Maybe Glaxo can provide WADA with information on beta blocker type drugs, those types that slow the heart rate down and give an advantage to sports men and women? Speaking of matters of the heart, maybe WADA are comfortable working alongside a company whose own suppression of information regarding their diabetes drug, Avandia, put lives at risk of those taking it. [U.S. Senate Investigation of Avandia]
Or maybe WADA are perfectly happy working hand in hand with a company who were fined for code violations in regard to three doctors' conferences sponsored by the company? [Medicines Australia Code of Conduct Violations]
Perhaps Glaxo could provide the soft drinks to the athletes. The gruelling marathon runs can be testing for the long distance runners - Never fear, they can always refresh themselves with Glaxo's Ribena, the nutritional drink that is full of vitamin C... or so we thought?
Two New Zealand schoolgirls humbled one of the world's biggest food and drugs companies after their school science experiment found that their ready-to-drink Ribena contained almost no trace of vitamin C.
Students Anna Devathasan and Jenny Suo tested the blackcurrant cordial against rival brands to test their hypothesis that cheaper brands were less healthy.
Instead, their tests found that the Ribena contained a tiny amount of vitamin C, while another brand's orange juice drink contained almost four times more.
The outcome of this saw Glaxo fined [New Zealand fines GlaxoSmithKline for misleading ads]
If Ribena isn't on the agenda for the athletes then maybe Glaxo could branch out into the bottled water market...then again, maybe not. In 2008 Glaxo were one of three companies who were each fined for system failures that led to the release of trichloroethylene, TCE, into the public drinking water system in Scottsdale, Arizona. Trichloroethylene is a colorless liquid which is used as a solvent for cleaning metal parts, should come in handy for the javelin throwers.
In fact GSK have a history of pollution.
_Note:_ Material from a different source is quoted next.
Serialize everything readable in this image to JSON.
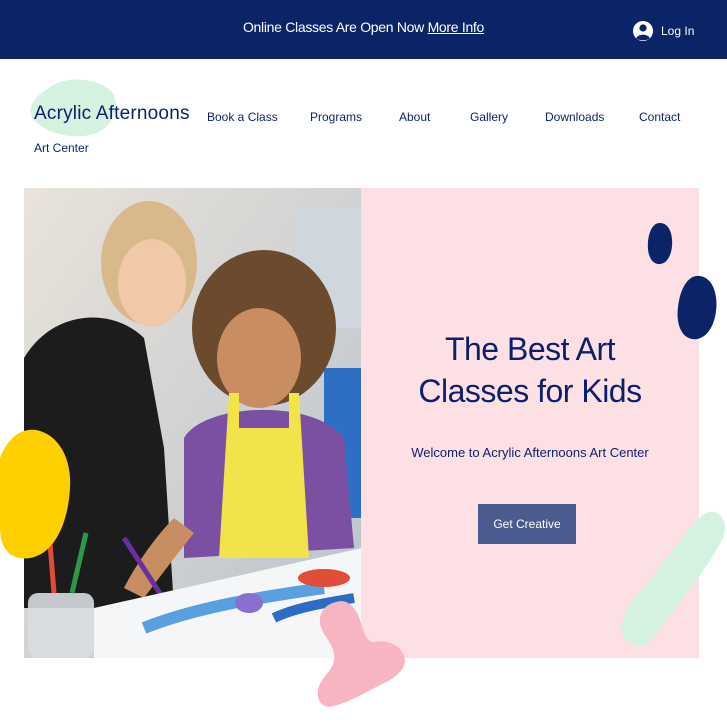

According to the Factory Watch website, GSK’s chemical plant in Ulverston is one of the most carcinogenic polluters in the UK. Factory Watch’s information, compiled from Environment agency data, looked at over 1,500 factories nation-wide. The Ulverston site was ranked number three on Factory Watch’s list, emitting 773 tonnes of carcinogens in 2001, 10 per cent of the national total.
In September 1992 the Ulverston site (then owned by Glaxo Wellcome) dumped several toxic chemicals in the river Leven, without authorisation. The chemicals included trichloroethylene [again], chloroform, and chlorobenzene. [Friends of the Earth, Factory Watch press release, 8 February, 1999]
Also, in May 1994, the Ulverston site discharged, again without authorisation, 1,350m3 of “ineffectively treated effluent” into M. The company was required by law to notify the authorities within 24 hours, but they didn’t until six days later.[ENDS Report 292, May 1999, pp. 33-34]
I'm sure the Olympic Committee must be delighted to have on board a company who were fined back in 2006 for tax evasion too. GlaxoSmithKline agreed to pay approximately $3.4 billion to settle charges by the IRS that the company under-reported profits to avoid paying U.S. taxes. The Internal Revenue Service accused GSK of a practice called "transfer pricing," by which a company claims most of its earnings belong in a country where taxes are low. The transactions at issue, which concerned the way GSK priced drugs for sale through its U.S. subsidiary, occurred between the years 1989 and 2005. [Underreporting Profits]
Yes, I, for one, am so happy that Glaxo are part of the breath-taking spectacle that is the Olympic Games.
Memo to the Olympic committee: Perhaps you could entice some bank robbing prisoners from Wormwood Scrubs to work in your financial department.
Good old Glaxo - flying under the radar yet again.
I have asked WADA to comment on this article. I shall let readers know if they decide to answer.